## EXERCISE DESCRIPTION
All of the records should be given back exactly and in full.

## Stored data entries
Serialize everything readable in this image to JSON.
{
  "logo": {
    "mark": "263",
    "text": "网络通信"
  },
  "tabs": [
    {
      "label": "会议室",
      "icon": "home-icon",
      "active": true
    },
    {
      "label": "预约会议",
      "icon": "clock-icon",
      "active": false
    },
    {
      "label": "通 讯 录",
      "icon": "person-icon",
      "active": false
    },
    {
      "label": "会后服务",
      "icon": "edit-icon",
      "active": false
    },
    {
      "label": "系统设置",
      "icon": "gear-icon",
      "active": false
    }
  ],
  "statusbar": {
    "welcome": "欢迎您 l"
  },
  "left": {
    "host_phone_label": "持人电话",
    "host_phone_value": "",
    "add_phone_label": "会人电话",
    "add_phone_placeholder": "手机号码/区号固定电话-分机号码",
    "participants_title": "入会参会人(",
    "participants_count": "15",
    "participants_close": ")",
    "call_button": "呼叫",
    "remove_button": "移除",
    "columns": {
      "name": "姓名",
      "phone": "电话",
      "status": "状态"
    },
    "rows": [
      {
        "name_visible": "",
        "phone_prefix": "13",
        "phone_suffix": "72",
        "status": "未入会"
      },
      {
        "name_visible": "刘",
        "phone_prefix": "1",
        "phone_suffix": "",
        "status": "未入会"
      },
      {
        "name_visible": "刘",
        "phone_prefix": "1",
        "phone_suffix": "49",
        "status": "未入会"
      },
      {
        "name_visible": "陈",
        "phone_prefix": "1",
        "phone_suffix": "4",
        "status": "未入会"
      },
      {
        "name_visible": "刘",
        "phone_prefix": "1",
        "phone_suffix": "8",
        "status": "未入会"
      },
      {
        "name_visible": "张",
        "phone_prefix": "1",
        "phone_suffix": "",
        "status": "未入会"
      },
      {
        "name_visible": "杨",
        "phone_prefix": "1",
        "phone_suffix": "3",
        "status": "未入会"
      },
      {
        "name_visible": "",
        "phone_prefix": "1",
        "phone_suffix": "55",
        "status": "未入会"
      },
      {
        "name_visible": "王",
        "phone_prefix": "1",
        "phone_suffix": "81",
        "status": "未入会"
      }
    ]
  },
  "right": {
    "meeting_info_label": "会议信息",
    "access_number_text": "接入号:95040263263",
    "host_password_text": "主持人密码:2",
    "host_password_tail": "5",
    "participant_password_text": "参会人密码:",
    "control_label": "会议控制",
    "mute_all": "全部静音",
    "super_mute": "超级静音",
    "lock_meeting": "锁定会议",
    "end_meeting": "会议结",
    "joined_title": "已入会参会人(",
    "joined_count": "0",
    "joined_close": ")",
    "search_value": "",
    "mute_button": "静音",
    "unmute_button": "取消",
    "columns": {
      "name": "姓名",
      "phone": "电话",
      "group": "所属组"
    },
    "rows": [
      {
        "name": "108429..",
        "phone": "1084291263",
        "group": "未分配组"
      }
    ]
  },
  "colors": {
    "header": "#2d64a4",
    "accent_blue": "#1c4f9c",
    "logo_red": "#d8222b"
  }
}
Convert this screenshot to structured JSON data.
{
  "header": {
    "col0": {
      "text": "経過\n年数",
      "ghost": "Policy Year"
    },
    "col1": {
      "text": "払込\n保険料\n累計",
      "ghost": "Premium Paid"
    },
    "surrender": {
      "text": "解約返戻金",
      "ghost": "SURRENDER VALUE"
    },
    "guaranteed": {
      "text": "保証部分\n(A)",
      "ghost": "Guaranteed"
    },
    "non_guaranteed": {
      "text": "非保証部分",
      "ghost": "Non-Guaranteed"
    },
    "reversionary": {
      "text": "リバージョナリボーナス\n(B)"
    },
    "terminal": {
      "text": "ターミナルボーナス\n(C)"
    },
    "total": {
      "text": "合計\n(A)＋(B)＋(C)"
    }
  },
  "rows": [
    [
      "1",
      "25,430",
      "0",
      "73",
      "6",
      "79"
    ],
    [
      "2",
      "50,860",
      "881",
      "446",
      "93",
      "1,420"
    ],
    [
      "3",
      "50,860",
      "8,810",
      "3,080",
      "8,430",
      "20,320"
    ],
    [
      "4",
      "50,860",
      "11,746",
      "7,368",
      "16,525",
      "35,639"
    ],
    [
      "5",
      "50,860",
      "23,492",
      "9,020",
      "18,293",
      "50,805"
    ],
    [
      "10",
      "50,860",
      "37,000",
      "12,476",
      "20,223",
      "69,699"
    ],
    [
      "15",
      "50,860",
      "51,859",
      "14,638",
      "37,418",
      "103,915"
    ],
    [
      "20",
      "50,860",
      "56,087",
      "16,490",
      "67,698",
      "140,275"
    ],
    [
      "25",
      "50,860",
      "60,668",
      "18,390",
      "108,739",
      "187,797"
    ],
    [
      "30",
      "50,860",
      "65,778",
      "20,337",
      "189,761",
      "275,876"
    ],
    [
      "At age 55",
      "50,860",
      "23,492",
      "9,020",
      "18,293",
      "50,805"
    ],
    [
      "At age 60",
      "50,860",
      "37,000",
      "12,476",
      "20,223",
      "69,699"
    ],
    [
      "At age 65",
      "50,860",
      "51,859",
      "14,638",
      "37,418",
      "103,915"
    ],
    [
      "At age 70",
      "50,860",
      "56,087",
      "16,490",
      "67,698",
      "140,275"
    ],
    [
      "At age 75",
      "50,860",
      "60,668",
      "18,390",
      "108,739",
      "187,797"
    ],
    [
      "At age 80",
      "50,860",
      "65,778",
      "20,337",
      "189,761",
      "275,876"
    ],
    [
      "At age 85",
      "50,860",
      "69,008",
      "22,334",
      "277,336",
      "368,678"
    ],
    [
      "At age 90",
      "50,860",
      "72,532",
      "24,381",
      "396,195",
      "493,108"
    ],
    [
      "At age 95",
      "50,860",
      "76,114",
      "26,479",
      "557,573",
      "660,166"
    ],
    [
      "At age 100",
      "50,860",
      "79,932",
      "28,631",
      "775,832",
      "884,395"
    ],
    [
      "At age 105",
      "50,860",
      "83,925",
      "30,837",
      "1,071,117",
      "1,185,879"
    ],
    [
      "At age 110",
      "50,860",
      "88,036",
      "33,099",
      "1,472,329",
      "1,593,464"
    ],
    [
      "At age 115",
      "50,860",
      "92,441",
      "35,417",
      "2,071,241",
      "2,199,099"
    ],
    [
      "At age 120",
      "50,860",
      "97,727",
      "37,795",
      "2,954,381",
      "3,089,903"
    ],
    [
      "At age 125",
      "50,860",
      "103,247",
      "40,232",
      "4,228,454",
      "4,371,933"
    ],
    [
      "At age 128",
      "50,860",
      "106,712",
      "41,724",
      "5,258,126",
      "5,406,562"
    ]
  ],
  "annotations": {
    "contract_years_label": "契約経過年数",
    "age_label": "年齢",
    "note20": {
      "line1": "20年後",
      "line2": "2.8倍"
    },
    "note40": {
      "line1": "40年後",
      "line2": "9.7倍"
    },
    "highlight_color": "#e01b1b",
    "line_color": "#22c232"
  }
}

## EXERCISE ANSWER
Serialize everything readable in this image to JSON.
{
  "logo": {
    "mark": "263",
    "text": "网络通信"
  },
  "tabs": [
    {
      "label": "会议室",
      "icon": "home-icon",
      "active": true
    },
    {
      "label": "预约会议",
      "icon": "clock-icon",
      "active": false
    },
    {
      "label": "通 讯 录",
      "icon": "person-icon",
      "active": false
    },
    {
      "label": "会后服务",
      "icon": "edit-icon",
      "active": false
    },
    {
      "label": "系统设置",
      "icon": "gear-icon",
      "active": false
    }
  ],
  "statusbar": {
    "welcome": "欢迎您 l"
  },
  "left": {
    "host_phone_label": "持人电话",
    "host_phone_value": "",
    "add_phone_label": "会人电话",
    "add_phone_placeholder": "手机号码/区号固定电话-分机号码",
    "participants_title": "入会参会人(",
    "participants_count": "15",
    "participants_close": ")",
    "call_button": "呼叫",
    "remove_button": "移除",
    "columns": {
      "name": "姓名",
      "phone": "电话",
      "status": "状态"
    },
    "rows": [
      {
        "name_visible": "",
        "phone_prefix": "13",
        "phone_suffix": "72",
        "status": "未入会"
      },
      {
        "name_visible": "刘",
        "phone_prefix": "1",
        "phone_suffix": "",
        "status": "未入会"
      },
      {
        "name_visible": "刘",
        "phone_prefix": "1",
        "phone_suffix": "49",
        "status": "未入会"
      },
      {
        "name_visible": "陈",
        "phone_prefix": "1",
        "phone_suffix": "4",
        "status": "未入会"
      },
      {
        "name_visible": "刘",
        "phone_prefix": "1",
        "phone_suffix": "8",
        "status": "未入会"
      },
      {
        "name_visible": "张",
        "phone_prefix": "1",
        "phone_suffix": "",
        "status": "未入会"
      },
      {
        "name_visible": "杨",
        "phone_prefix": "1",
        "phone_suffix": "3",
        "status": "未入会"
      },
      {
        "name_visible": "",
        "phone_prefix": "1",
        "phone_suffix": "55",
        "status": "未入会"
      },
      {
        "name_visible": "王",
        "phone_prefix": "1",
        "phone_suffix": "81",
        "status": "未入会"
      }
    ]
  },
  "right": {
    "meeting_info_label": "会议信息",
    "access_number_text": "接入号:95040263263",
    "host_password_text": "主持人密码:2",
    "host_password_tail": "5",
    "participant_password_text": "参会人密码:",
    "control_label": "会议控制",
    "mute_all": "全部静音",
    "super_mute": "超级静音",
    "lock_meeting": "锁定会议",
    "end_meeting": "会议结",
    "joined_title": "已入会参会人(",
    "joined_count": "0",
    "joined_close": ")",
    "search_value": "",
    "mute_button": "静音",
    "unmute_button": "取消",
    "columns": {
      "name": "姓名",
      "phone": "电话",
      "group": "所属组"
    },
    "rows": [
      {
        "name": "108429..",
        "phone": "1084291263",
        "group": "未分配组"
      }
    ]
  },
  "colors": {
    "header": "#2d64a4",
    "accent_blue": "#1c4f9c",
    "logo_red": "#d8222b"
  }
}
Convert this screenshot to structured JSON data.
{
  "header": {
    "col0": {
      "text": "経過\n年数",
      "ghost": "Policy Year"
    },
    "col1": {
      "text": "払込\n保険料\n累計",
      "ghost": "Premium Paid"
    },
    "surrender": {
      "text": "解約返戻金",
      "ghost": "SURRENDER VALUE"
    },
    "guaranteed": {
      "text": "保証部分\n(A)",
      "ghost": "Guaranteed"
    },
    "non_guaranteed": {
      "text": "非保証部分",
      "ghost": "Non-Guaranteed"
    },
    "reversionary": {
      "text": "リバージョナリボーナス\n(B)"
    },
    "terminal": {
      "text": "ターミナルボーナス\n(C)"
    },
    "total": {
      "text": "合計\n(A)＋(B)＋(C)"
    }
  },
  "rows": [
    [
      "1",
      "25,430",
      "0",
      "73",
      "6",
      "79"
    ],
    [
      "2",
      "50,860",
      "881",
      "446",
      "93",
      "1,420"
    ],
    [
      "3",
      "50,860",
      "8,810",
      "3,080",
      "8,430",
      "20,320"
    ],
    [
      "4",
      "50,860",
      "11,746",
      "7,368",
      "16,525",
      "35,639"
    ],
    [
      "5",
      "50,860",
      "23,492",
      "9,020",
      "18,293",
      "50,805"
    ],
    [
      "10",
      "50,860",
      "37,000",
      "12,476",
      "20,223",
      "69,699"
    ],
    [
      "15",
      "50,860",
      "51,859",
      "14,638",
      "37,418",
      "103,915"
    ],
    [
      "20",
      "50,860",
      "56,087",
      "16,490",
      "67,698",
      "140,275"
    ],
    [
      "25",
      "50,860",
      "60,668",
      "18,390",
      "108,739",
      "187,797"
    ],
    [
      "30",
      "50,860",
      "65,778",
      "20,337",
      "189,761",
      "275,876"
    ],
    [
      "At age 55",
      "50,860",
      "23,492",
      "9,020",
      "18,293",
      "50,805"
    ],
    [
      "At age 60",
      "50,860",
      "37,000",
      "12,476",
      "20,223",
      "69,699"
    ],
    [
      "At age 65",
      "50,860",
      "51,859",
      "14,638",
      "37,418",
      "103,915"
    ],
    [
      "At age 70",
      "50,860",
      "56,087",
      "16,490",
      "67,698",
      "140,275"
    ],
    [
      "At age 75",
      "50,860",
      "60,668",
      "18,390",
      "108,739",
      "187,797"
    ],
    [
      "At age 80",
      "50,860",
      "65,778",
      "20,337",
      "189,761",
      "275,876"
    ],
    [
      "At age 85",
      "50,860",
      "69,008",
      "22,334",
      "277,336",
      "368,678"
    ],
    [
      "At age 90",
      "50,860",
      "72,532",
      "24,381",
      "396,195",
      "493,108"
    ],
    [
      "At age 95",
      "50,860",
      "76,114",
      "26,479",
      "557,573",
      "660,166"
    ],
    [
      "At age 100",
      "50,860",
      "79,932",
      "28,631",
      "775,832",
      "884,395"
    ],
    [
      "At age 105",
      "50,860",
      "83,925",
      "30,837",
      "1,071,117",
      "1,185,879"
    ],
    [
      "At age 110",
      "50,860",
      "88,036",
      "33,099",
      "1,472,329",
      "1,593,464"
    ],
    [
      "At age 115",
      "50,860",
      "92,441",
      "35,417",
      "2,071,241",
      "2,199,099"
    ],
    [
      "At age 120",
      "50,860",
      "97,727",
      "37,795",
      "2,954,381",
      "3,089,903"
    ],
    [
      "At age 125",
      "50,860",
      "103,247",
      "40,232",
      "4,228,454",
      "4,371,933"
    ],
    [
      "At age 128",
      "50,860",
      "106,712",
      "41,724",
      "5,258,126",
      "5,406,562"
    ]
  ],
  "annotations": {
    "contract_years_label": "契約経過年数",
    "age_label": "年齢",
    "note20": {
      "line1": "20年後",
      "line2": "2.8倍"
    },
    "note40": {
      "line1": "40年後",
      "line2": "9.7倍"
    },
    "highlight_color": "#e01b1b",
    "line_color": "#22c232"
  }
}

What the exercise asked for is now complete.